◆ **Assigned task**
Write out every line below that includes the word "domain".

◆ **Provided data**

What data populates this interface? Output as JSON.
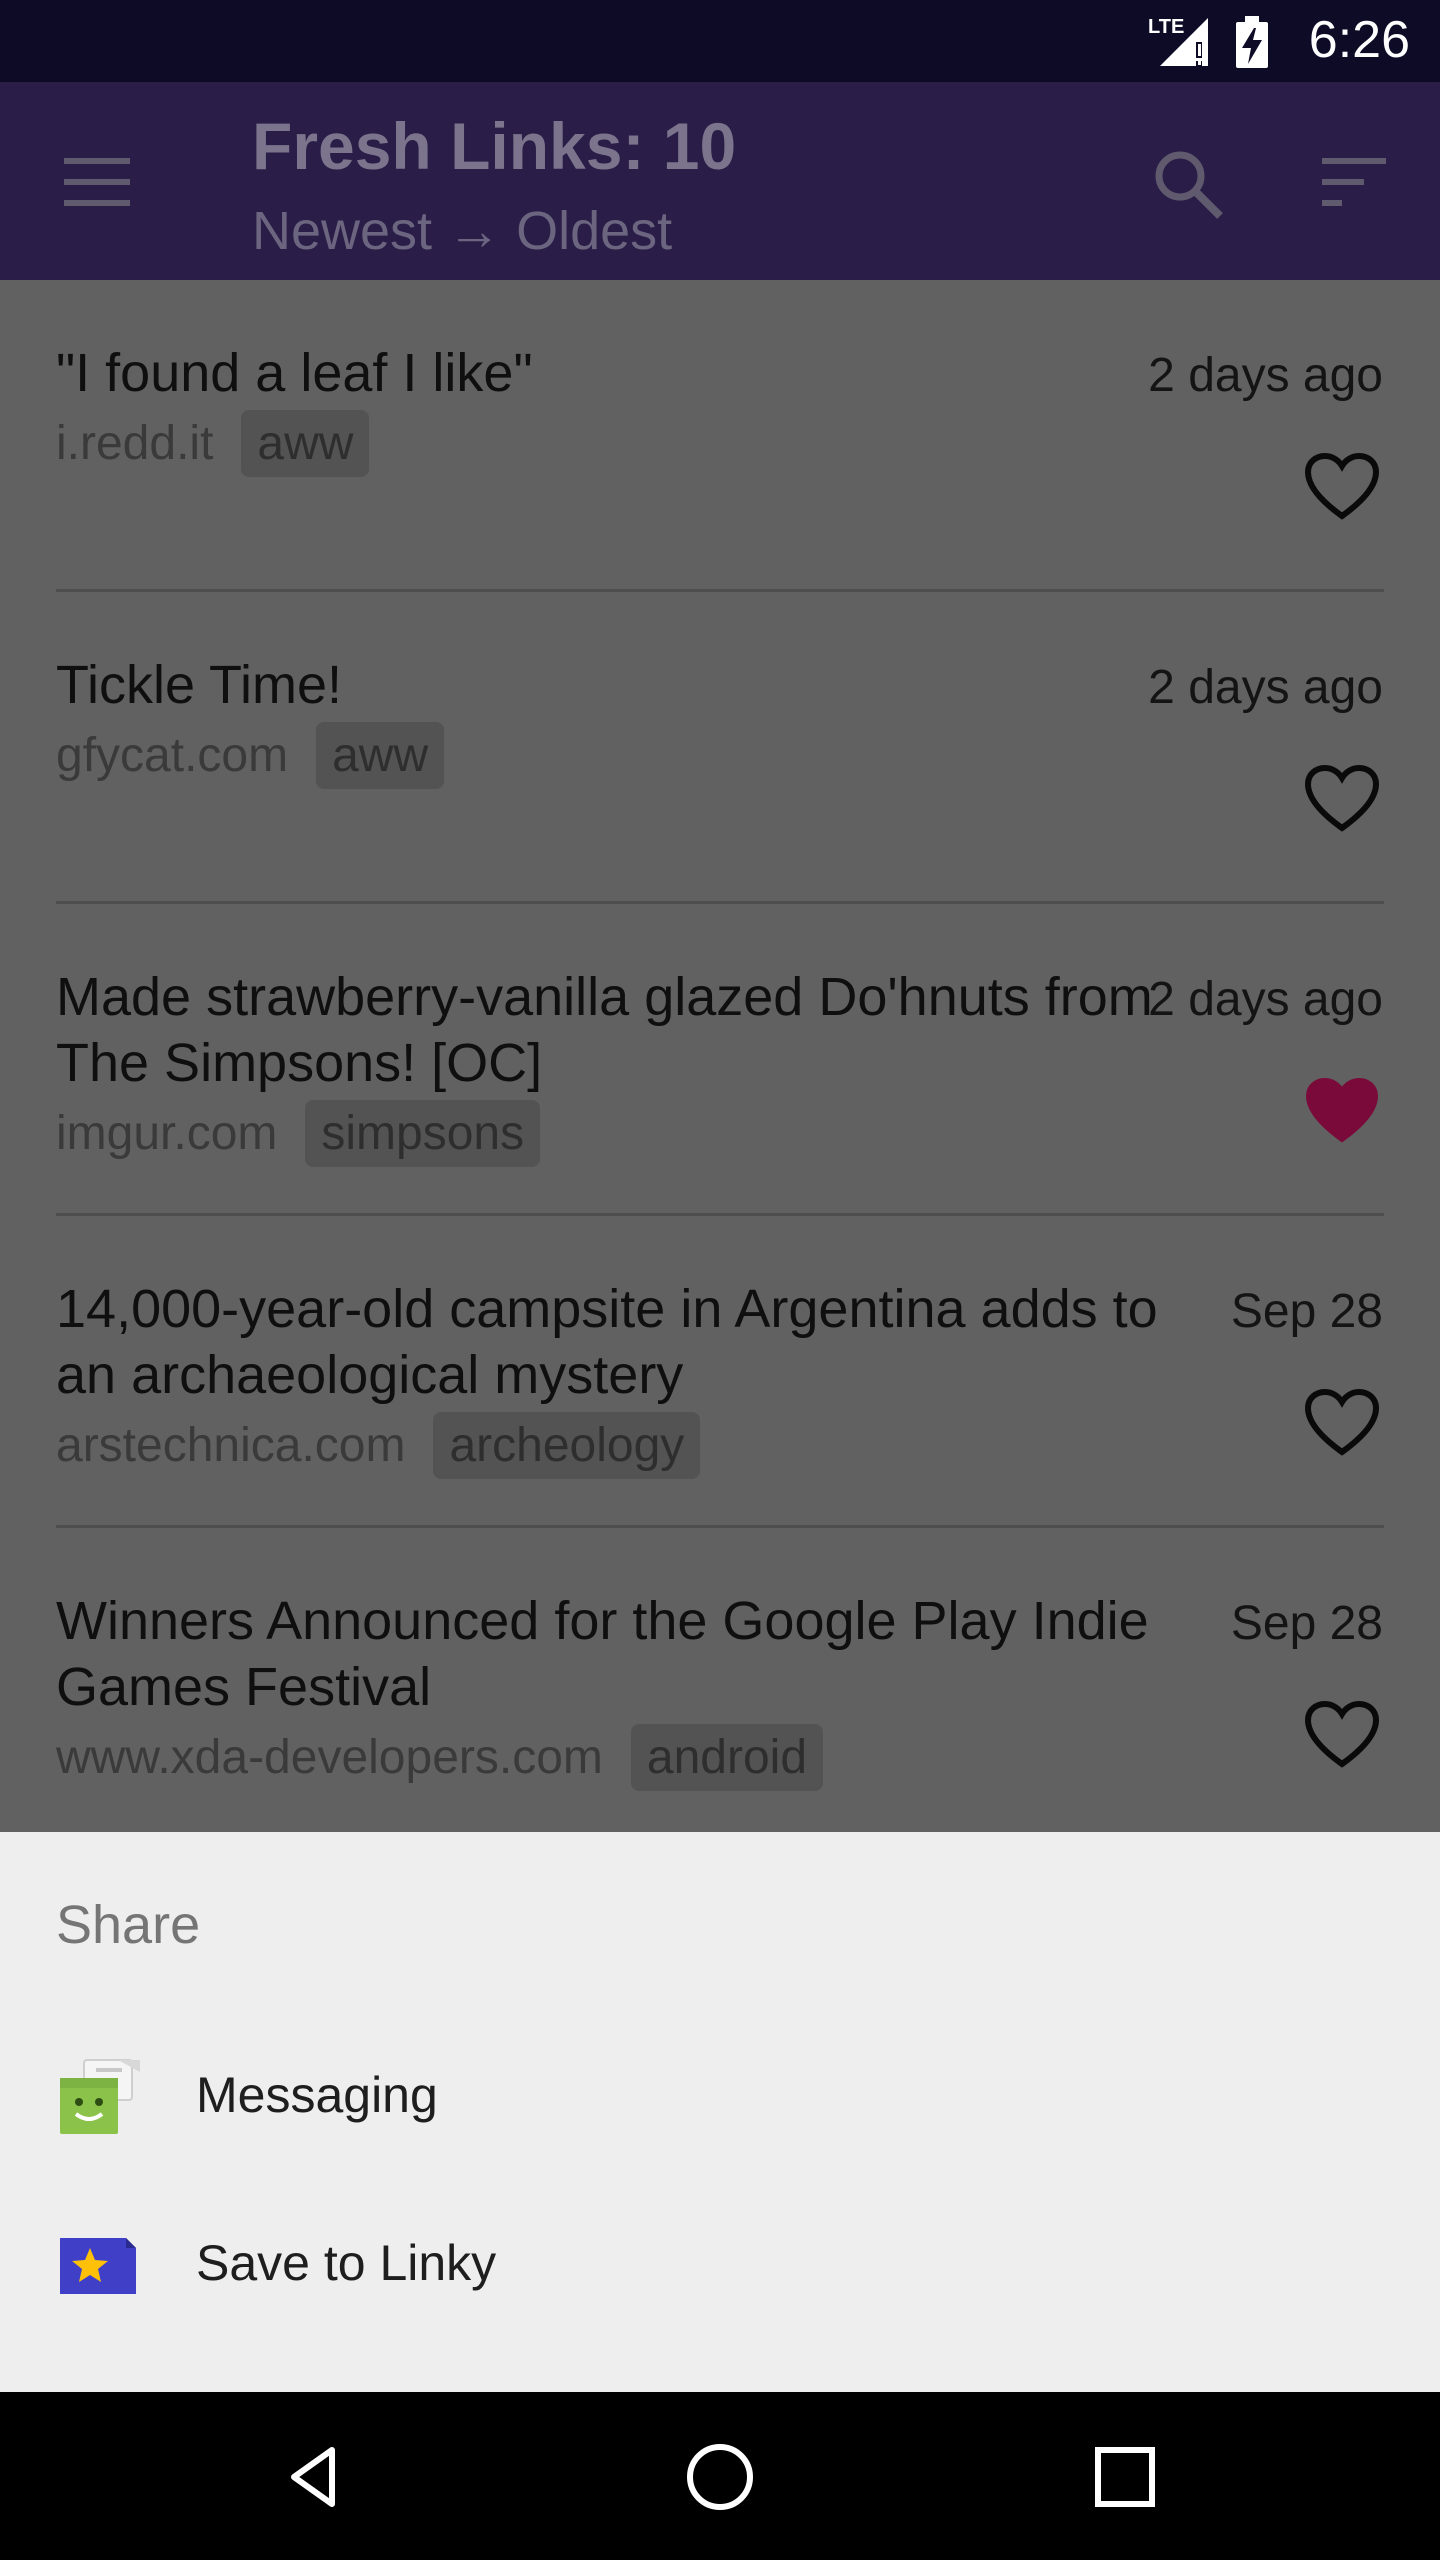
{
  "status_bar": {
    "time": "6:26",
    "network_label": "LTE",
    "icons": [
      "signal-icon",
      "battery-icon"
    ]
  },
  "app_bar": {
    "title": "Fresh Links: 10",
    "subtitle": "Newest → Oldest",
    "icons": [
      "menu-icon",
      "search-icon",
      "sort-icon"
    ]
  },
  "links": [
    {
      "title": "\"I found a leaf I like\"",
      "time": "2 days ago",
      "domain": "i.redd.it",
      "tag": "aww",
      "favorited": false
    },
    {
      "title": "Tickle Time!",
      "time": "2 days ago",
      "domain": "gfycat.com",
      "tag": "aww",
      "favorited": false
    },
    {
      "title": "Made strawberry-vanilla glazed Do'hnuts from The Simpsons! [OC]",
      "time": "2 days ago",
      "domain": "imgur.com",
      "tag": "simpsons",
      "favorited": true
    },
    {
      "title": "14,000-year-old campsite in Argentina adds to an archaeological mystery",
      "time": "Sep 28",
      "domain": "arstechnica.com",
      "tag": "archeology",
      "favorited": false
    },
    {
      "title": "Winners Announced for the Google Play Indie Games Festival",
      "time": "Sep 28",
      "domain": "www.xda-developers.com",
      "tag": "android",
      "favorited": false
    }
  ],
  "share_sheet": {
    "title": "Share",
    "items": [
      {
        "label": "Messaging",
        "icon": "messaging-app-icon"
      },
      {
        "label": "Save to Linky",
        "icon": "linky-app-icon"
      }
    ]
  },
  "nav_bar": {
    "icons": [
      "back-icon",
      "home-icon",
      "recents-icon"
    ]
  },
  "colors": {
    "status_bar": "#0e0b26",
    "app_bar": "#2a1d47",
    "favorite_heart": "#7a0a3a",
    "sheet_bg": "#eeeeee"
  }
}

◆ **Finished exercise**
      "domain": "i.redd.it",
      "domain": "gfycat.com",
      "domain": "imgur.com",
      "domain": "arstechnica.com",
      "domain": "www.xda-developers.com",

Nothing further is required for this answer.